When records are requested, you should an attorney helping you through the process.  The records you initially supply will be used to determine whether you will be subject to a refund request and further review.  This could be your last opportunity to present all of the information necessary to support your actions in an attempt to avoid a costly audit and investigation.  Your attorney should help you decide what to say and how much information to provide although it generally helps to provide as much information as possible but the records have to be organized and easy to read/understand.  Your attorney may also have the records reviewed by an outside reviewer to bolster your position that your actions/practices are correct.

Please keep in mind that Medicare and Highmark can/will use the records that you have provided as a sample to generate refund requests covering the three year period prior to the services.

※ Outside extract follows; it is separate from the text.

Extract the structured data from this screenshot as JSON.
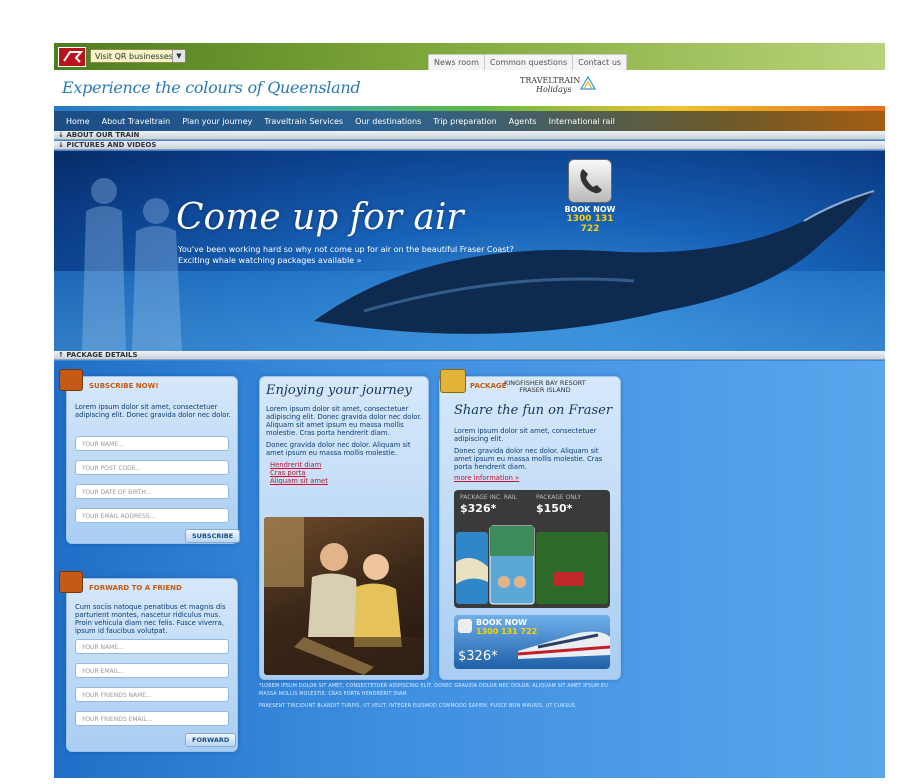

For example, if 20 services are reviewed and it is determined that 10 of those services were unnecessary, then you may be subject to a refund request for 33% of all of the money that was paid for you for those services for the prior three years.  That could be a very large sum of money.

Of course, you can and should speak to your attorney about disputing the ULTRA report and not waiting for the audit.  First, review the ULTRA report to make sure that you are correctly characterized with regard to specialty as your practices are compared to your peer group (i.e. other physicians in your specialty).  I’ve had cases where Highmark’s ULTRA report was not correct because my client had a very unique practice and thus, the peer group was not correct.  You then need to review your billing practices with regard to those procedure codes in order to defend your practices or to revise that practice.   In other words, assume you had to testify tomorrow.  Would you be able to explain everything you did or your billing manager does?  Are all of your records in order?  Could you prove everything as if the burden of proof was on you?  You also want to see how far above the 95% percentile you are.  The closer you are to being off the charts, the greater the danger for not only an audit, but also a fraud investigation or prosecution.

Remember, even if you are found not guilty, your reputation is too important to risk.  Don’t handle this yourself.  Call a good attorney right away.

New Jersey Medicare Fraud Lawyers